Most commentary has focused on the racial profiling aspect of the law – which is undeniable, even after a recent cosmetic amendment to remove the explicitly racial standard for suspicion of illegal status. The law also features equally mean-spirited provisions such as forbidding "unauthorized aliens" (e.g., day laborers) soliciting work in a public place and even authorizes citizens who believe a cop is not sufficiently zealous in enforcing the law to sue the authorities. If nothing else, the court cases should be endlessly entertaining on the curious cultural habits of the various tribes of North America.
Sí, Se Puede
So where does all this leave us? Although Congress and the White House have been put on notice by the Arizona law and the national public response, it's frankly unlikely that the Senate partisan gridlock can be broken in any significant way before November (House Speaker Nancy Pelosi has said that the House isn't going to take a voluntary beating if the Senate is immovable). A sane solution, even with tighter border security, would offer some kind of graduated amnesty and citizenship for the millions of hard-working people who have lived in the U.S. for years, many since they were children. Does anybody within the sound of my voice believe that sanity, in national political matters, is in the offing?
The United States, particularly in its economic policies and the international behavior of its corporate businesses, has mightily helped to create the underdeveloped conditions south of the border that inevitably feed illegal immigration, and our national economy continues to ride on the backs of the cheapest labor. To see the droning advocates of "free trade" applaud the unfettered movement of capital while criminalizing and terrorizing every attempt of working people to level the international economic playing field on their feet is a persistent education in structural human hypocrisy. And it certainly does no good for undocumented workers that they must live and work as a permanent underclass of officially invisible cheap labor, subject to every form of exploitation and unsafe working conditions, so that the rest of us can enjoy cheaper houses or fancier restaurant meals – all the while muttering darkly about the aliens among us.
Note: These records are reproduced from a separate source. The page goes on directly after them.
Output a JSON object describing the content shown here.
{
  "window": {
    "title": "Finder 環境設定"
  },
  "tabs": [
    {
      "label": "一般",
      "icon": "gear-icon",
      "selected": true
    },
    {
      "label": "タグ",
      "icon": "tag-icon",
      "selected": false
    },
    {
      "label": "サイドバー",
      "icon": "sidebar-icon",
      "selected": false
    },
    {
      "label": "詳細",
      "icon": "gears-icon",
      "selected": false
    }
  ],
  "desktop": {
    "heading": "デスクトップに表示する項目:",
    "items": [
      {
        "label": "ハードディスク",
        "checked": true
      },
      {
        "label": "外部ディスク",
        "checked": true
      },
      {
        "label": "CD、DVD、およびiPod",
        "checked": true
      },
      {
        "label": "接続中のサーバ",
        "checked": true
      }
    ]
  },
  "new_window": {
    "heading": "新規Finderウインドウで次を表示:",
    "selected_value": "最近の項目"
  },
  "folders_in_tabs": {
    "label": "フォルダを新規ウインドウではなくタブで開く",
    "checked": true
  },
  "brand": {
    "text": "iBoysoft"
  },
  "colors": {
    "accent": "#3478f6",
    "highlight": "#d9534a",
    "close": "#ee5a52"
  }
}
Feet on the ground created and enabled the civil rights movement; feet on the ground cross the border in determined waves; feet on the ground marked May Day with the declaration that the Arizona Legislature does not speak for either the founding ideals or the multicultural future of this country. Whatever else happens, it will take a lot more feet on the ground – and many more votes in the ballot box – to realize the dream that the American future is a common one, available to all who would work to make it happen.